FLAMINGOESA STAND of flamingoes.                                           

Melissa Bee

A FLAMBOYANCE of flamingoes.                             

Kevin Yocum

FLIES

A CLOUD, HATCH, BUSINESS* or SWARM of flies.   

                                                                           * Melissa Bee

FOXESA SKULK of foxes                                               

Clyde Hogendobler

A CLOUD, TROOP, or COMPANY of foxes.
A LEASH OR EARTH of foxes.*                          

* Melissa Bee                 

FROGSAn ARMY or COLONY of frogs.                         Michael Haberl

A KNOT of frogs.

Luke Fewings

GEESE

A GAGGLE or FLOCK of geese.
A SKEIN, TEAM or WEDGE of geese (in the air)
A PLUMP of geese (on water)

GERBILSA HORDE of gerbils.

GIRAFFES

A CORPS, TROOP, HERD  of giraffes.

A  TOWERof giraffes.

 Melissa Bee

A KINDERGARTEN of giraffes. 

  James Marohn

A JOURNEY of giraffes.                                 

 Raila and Jon Foley

A KALEIDOSCOPE of giraffes

Jess Gayner (via South African Game Ranger)

GNATSA CLOUD OR HORDE of gnats.                               

Melissa Bee

GNUSAn IMPLAUSIBILITY of gnus.                       

Andrew Davidson

GOATS

A FLOCK, HERD or TRIBE of goats

A TRIP of goats (This is not one I have heard of before - thank you Lee Lundberg)

GOLDFINCHESA CHARM of goldfinches.GOLDFISHA TROUBLING of goldfish.GORILLASA BAND of gorillas                                              

Clyde Hogendobler

A WHOOP of gorillas.

Several people have suggested a 'flange' of gorillas as this was featured in Series 2, episode 5 of 'Not The Nine O'Clock News' on the 28/04/1980 however, I feel this actually puts the term in doubt as appears to be qualified by Stephen Fry at:-

 
http://old.qi.com/talk/viewtopic.php?t=8498&postdays=0&postorder=asc&start=15&sid=764b6eda4eab5327541dcc71faae5e12

Dotterels breed on our beach near Nelson, New Zealand, in the southern summer.
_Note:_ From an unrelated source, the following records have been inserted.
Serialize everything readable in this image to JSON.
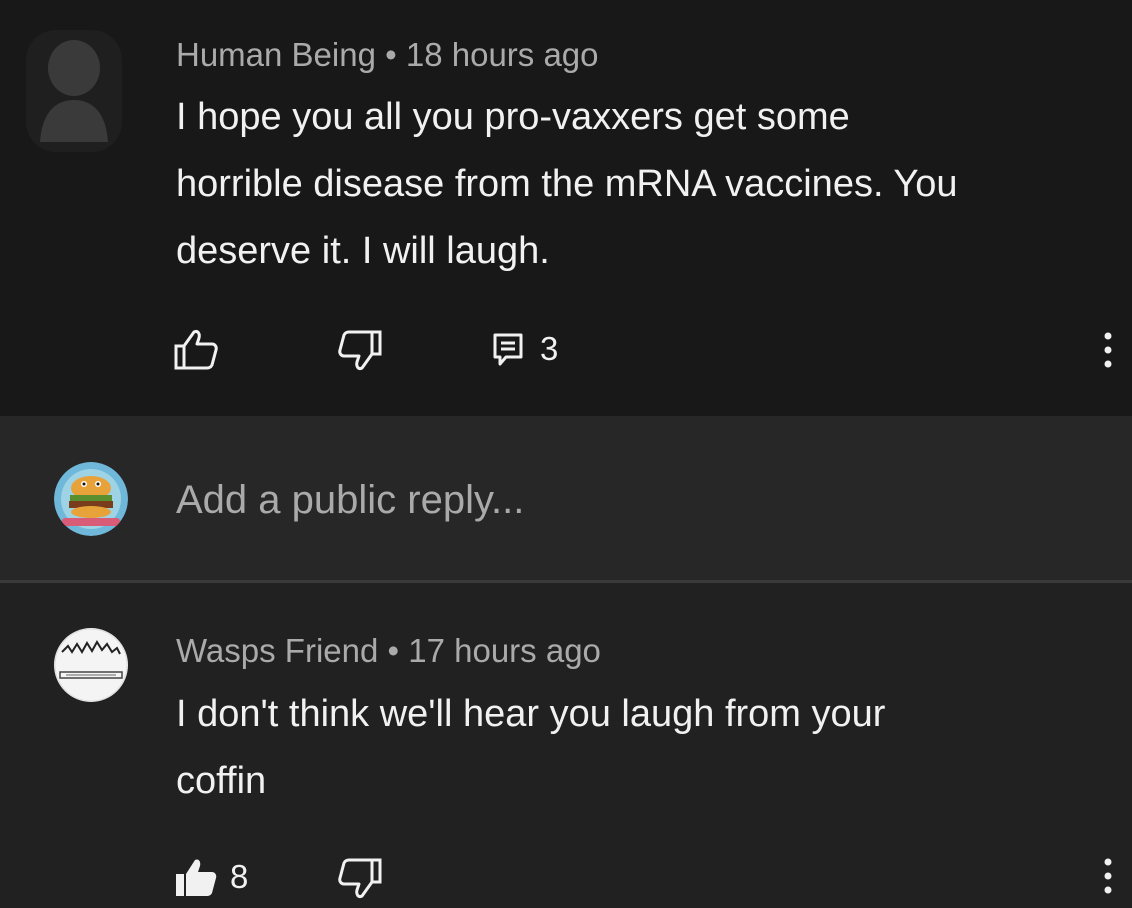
{
  "comment": {
    "author": "Human Being",
    "separator": "•",
    "time": "18 hours ago",
    "lines": [
      "I hope you all you pro-vaxxers get some",
      "horrible disease from the mRNA vaccines. You",
      "deserve it. I will laugh."
    ],
    "reply_count": "3",
    "icons": [
      "like-icon",
      "dislike-icon",
      "reply-icon",
      "more-vert-icon"
    ]
  },
  "reply_box": {
    "placeholder": "Add a public reply..."
  },
  "reply": {
    "author": "Wasps Friend",
    "separator": "•",
    "time": "17 hours ago",
    "lines": [
      "I don't think we'll hear you laugh from your",
      "coffin"
    ],
    "like_count": "8",
    "icons": [
      "like-filled-icon",
      "dislike-icon",
      "more-vert-icon"
    ]
  },
  "colors": {
    "top_background": "#181818",
    "page_background": "#212121",
    "reply_bar_background": "#272727",
    "secondary_text": "#aaaaaa",
    "primary_text": "#f1f1f1"
  }
}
They then migrate to Siberia for the northern summer, and so on. They are quite small dainty birds, you would never guess that they have such stamina.